“Islamic State” militants have attacked a checkpoint along the volatile Iraqi-Syria border, killing at least 15 Iraqi border policemen.
The attack took place in the town of al-Walid on Iraq’s side of the border. At least five officers were also hurt in the assault.
Since its blitz earlier this year, the “Islamic State” group has controlled most of the border crossings between Iraq and Syria. The Sunni militant group has also overrun a large part of Iraq’s Anbar and Ninevah provinces and now controls about one-third of both Iraq and Syria.
The attack came as the UN Assistance Mission for Iraq said that 1,232 Iraqis were killed and 2,434 were wounded in violence and terror attacks in November. Of those killed, at least 296 were members of Iraqi and Kurdish forces, as well as militias who fight alongside them.
The figures are a slight decrease from October, when the UN said at least 1,273 Iraqis had been killed.
Also last month, at least 402 people were killed in western Anbar province, according to the provincial Health Directorate, the UN mission said. Most of the victims died in the provincial capital of Ramadi, a battleground between the IS group and Iraqi troops. In Baghdad province, at least 332 people were killed in November, the UN said.
At least eight people died in the Shi’ite town of Balad, 50 miles north of Baghdad, after mortar shells hit a cluster of homes and a small market. Police officials said a woman and a child were among the dead and at least 20 people were wounded. Clashes are ongoing in Balad between IS militants and Iraqi forces.
Twin blasts have exploded in the north-eastern Nigerian city of Maiduguri in a crowded market where two female suicide bombers killed 70 people a week ago.
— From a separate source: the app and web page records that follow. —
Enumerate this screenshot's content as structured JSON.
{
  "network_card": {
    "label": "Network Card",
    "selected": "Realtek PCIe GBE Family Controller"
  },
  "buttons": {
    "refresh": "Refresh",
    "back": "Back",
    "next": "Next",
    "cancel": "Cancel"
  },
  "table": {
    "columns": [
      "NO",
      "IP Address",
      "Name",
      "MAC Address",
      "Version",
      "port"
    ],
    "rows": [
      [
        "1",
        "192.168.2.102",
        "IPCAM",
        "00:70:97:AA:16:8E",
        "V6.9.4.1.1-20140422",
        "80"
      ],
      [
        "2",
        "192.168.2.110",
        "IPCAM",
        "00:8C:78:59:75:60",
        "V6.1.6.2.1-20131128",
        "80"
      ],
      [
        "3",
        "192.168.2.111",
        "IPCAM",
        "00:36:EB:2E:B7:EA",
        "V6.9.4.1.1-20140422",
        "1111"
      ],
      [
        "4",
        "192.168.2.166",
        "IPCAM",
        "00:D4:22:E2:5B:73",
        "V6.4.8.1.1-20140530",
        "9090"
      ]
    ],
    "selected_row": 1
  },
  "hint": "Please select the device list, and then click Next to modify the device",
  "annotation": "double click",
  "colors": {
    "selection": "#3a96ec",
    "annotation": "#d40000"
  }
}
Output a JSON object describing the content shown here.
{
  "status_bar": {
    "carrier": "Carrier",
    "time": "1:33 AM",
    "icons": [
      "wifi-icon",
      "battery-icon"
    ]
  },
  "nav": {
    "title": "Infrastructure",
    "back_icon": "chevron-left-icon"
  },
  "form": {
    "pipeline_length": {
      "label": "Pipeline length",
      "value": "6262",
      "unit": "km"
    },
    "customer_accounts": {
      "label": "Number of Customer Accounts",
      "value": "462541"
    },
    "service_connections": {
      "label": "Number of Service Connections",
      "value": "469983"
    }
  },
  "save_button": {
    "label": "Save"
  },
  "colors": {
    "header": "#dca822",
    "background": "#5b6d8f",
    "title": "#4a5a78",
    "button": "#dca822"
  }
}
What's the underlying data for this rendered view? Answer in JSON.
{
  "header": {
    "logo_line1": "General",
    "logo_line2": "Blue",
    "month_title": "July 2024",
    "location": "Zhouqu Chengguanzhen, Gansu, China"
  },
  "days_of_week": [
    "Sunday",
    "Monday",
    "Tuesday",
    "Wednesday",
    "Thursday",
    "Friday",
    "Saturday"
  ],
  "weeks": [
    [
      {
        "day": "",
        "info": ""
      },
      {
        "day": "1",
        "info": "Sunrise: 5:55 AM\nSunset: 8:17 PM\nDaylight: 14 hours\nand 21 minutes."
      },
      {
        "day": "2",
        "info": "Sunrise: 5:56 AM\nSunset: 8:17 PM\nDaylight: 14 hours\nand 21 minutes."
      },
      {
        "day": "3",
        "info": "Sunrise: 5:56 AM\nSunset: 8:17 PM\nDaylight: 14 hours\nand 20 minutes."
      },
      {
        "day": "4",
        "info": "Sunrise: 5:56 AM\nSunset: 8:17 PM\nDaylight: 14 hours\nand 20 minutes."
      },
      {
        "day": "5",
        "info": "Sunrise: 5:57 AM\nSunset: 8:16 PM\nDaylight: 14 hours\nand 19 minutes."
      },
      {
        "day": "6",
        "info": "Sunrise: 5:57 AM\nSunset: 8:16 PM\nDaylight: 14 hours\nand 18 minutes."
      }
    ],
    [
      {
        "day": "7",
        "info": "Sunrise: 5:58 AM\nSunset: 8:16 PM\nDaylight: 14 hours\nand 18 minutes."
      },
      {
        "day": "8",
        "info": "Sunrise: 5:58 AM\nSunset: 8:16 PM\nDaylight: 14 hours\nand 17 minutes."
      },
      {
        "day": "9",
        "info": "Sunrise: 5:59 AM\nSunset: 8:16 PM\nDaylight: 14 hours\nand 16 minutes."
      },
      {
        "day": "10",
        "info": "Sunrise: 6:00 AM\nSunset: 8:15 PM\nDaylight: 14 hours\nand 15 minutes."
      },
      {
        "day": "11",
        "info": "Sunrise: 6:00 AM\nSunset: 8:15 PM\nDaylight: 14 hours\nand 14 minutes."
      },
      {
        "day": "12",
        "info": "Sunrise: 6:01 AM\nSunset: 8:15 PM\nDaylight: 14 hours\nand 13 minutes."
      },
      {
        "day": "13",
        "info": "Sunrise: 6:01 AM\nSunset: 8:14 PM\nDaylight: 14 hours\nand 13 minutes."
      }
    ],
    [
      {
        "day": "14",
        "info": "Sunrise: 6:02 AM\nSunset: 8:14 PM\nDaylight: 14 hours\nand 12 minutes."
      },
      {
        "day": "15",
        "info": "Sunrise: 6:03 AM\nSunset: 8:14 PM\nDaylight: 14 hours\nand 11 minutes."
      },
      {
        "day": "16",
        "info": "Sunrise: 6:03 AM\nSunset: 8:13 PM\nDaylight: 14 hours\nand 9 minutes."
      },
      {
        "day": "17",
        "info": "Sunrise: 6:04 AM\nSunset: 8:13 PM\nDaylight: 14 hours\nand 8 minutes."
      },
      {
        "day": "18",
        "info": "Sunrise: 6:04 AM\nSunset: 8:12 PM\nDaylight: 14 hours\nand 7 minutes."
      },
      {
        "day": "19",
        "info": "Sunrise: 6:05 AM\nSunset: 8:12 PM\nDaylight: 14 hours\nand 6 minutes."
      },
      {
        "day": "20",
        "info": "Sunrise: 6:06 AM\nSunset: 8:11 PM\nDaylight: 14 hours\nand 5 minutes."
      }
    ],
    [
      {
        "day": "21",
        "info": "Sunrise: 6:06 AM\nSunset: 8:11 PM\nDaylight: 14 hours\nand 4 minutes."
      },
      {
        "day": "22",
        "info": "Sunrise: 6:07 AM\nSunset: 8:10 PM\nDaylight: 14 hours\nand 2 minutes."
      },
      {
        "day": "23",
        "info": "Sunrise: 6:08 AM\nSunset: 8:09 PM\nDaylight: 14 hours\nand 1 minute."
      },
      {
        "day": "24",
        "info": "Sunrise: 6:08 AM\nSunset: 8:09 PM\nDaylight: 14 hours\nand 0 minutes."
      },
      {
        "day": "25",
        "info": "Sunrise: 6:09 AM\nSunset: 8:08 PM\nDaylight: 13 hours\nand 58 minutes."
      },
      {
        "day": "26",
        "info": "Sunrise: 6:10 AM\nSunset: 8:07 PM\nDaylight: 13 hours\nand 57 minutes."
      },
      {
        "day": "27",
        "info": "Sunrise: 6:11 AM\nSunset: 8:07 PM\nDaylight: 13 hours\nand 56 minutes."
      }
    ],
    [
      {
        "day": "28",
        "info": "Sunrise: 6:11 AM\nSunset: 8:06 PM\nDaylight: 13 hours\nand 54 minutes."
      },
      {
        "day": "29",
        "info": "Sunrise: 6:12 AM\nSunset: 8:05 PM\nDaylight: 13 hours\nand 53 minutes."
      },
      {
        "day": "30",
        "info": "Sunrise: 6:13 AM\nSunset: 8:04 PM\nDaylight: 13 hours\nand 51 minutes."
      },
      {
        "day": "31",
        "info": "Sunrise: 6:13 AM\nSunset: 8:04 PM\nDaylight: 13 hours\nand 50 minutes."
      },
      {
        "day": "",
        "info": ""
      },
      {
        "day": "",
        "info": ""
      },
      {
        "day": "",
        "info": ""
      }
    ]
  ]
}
Eyewitness reports said rescue workers were evacuating the dead and injured while police say it was too early to give a death toll.
There has been no immediate claim of responsibility but people are blaming Boko Haram, the Islamic extremist group.